[[ Information shown, beginning ]]
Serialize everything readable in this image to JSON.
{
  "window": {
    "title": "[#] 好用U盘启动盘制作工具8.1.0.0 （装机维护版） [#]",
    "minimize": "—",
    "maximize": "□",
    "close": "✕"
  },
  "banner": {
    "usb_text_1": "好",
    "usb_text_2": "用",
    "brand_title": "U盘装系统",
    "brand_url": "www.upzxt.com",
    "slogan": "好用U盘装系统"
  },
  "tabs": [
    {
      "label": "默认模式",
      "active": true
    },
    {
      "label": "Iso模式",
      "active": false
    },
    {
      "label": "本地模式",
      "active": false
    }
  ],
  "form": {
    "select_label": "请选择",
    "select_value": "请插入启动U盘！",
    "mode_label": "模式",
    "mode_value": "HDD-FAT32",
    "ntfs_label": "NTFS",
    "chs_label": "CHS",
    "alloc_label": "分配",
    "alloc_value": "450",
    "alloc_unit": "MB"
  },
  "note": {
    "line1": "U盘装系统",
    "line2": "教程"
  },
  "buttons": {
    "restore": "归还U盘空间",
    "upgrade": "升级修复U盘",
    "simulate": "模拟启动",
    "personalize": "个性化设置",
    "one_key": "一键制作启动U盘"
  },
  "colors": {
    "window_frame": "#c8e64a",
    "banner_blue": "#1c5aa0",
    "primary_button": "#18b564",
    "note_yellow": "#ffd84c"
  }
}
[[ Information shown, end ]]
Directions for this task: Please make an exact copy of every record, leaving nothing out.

Reply:
Serialize everything readable in this image to JSON.
{
  "window": {
    "title": "[#] 好用U盘启动盘制作工具8.1.0.0 （装机维护版） [#]",
    "minimize": "—",
    "maximize": "□",
    "close": "✕"
  },
  "banner": {
    "usb_text_1": "好",
    "usb_text_2": "用",
    "brand_title": "U盘装系统",
    "brand_url": "www.upzxt.com",
    "slogan": "好用U盘装系统"
  },
  "tabs": [
    {
      "label": "默认模式",
      "active": true
    },
    {
      "label": "Iso模式",
      "active": false
    },
    {
      "label": "本地模式",
      "active": false
    }
  ],
  "form": {
    "select_label": "请选择",
    "select_value": "请插入启动U盘！",
    "mode_label": "模式",
    "mode_value": "HDD-FAT32",
    "ntfs_label": "NTFS",
    "chs_label": "CHS",
    "alloc_label": "分配",
    "alloc_value": "450",
    "alloc_unit": "MB"
  },
  "note": {
    "line1": "U盘装系统",
    "line2": "教程"
  },
  "buttons": {
    "restore": "归还U盘空间",
    "upgrade": "升级修复U盘",
    "simulate": "模拟启动",
    "personalize": "个性化设置",
    "one_key": "一键制作启动U盘"
  },
  "colors": {
    "window_frame": "#c8e64a",
    "banner_blue": "#1c5aa0",
    "primary_button": "#18b564",
    "note_yellow": "#ffd84c"
  }
}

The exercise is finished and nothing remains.